- **Task requirements**:
Among the entries that follow, find every line with the word "einen" and list it.

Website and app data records
###

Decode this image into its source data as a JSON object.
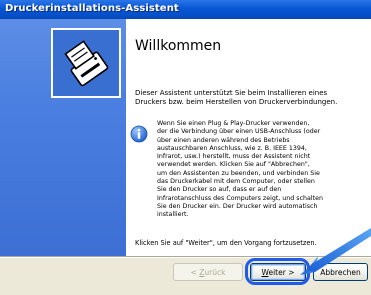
{
  "window": {
    "title": "Druckerinstallations-Assistent"
  },
  "welcome": {
    "heading": "Willkommen",
    "intro": "Dieser Assistent unterstützt Sie beim Installieren eines Druckers bzw. beim Herstellen von Druckerverbindungen.",
    "info_lines": [
      "Wenn Sie einen Plug & Play-Drucker verwenden,",
      "der die Verbindung über einen USB-Anschluss (oder",
      "über einen anderen während des Betriebs",
      "austauschbaren Anschluss, wie z. B. IEEE 1394,",
      "Infrarot, usw.) herstellt, muss der Assistent nicht",
      "verwendet werden. Klicken Sie auf \"Abbrechen\",",
      "um den Assistenten zu beenden, und verbinden Sie",
      "das Druckerkabel mit dem Computer, oder stellen",
      "Sie den Drucker so auf, dass er auf den",
      "Infrarotanschluss des Computers zeigt, und schalten",
      "Sie den Drucker ein. Der Drucker wird automatisch",
      "installiert."
    ],
    "continue": "Klicken Sie auf \"Weiter\", um den Vorgang fortzusetzen."
  },
  "buttons": {
    "back": {
      "prefix": "< ",
      "mnemonic": "Z",
      "rest": "urück"
    },
    "next": {
      "mnemonic": "W",
      "rest": "eiter",
      "suffix": " >"
    },
    "cancel": "Abbrechen"
  },
  "icons": {
    "wizard": "printer-wizard-icon",
    "info": "info-icon",
    "arrow": "pointer-arrow-icon"
  },
  "colors": {
    "titlebar": "#0856d3",
    "leftpanel": "#4b7fe0",
    "highlight": "#1f5be8",
    "arrow": "#2d7ee0"
  }
}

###

- **Answer to this problem**:
      "Wenn Sie einen Plug & Play-Drucker verwenden,",
      "der die Verbindung über einen USB-Anschluss (oder",
      "über einen anderen während des Betriebs",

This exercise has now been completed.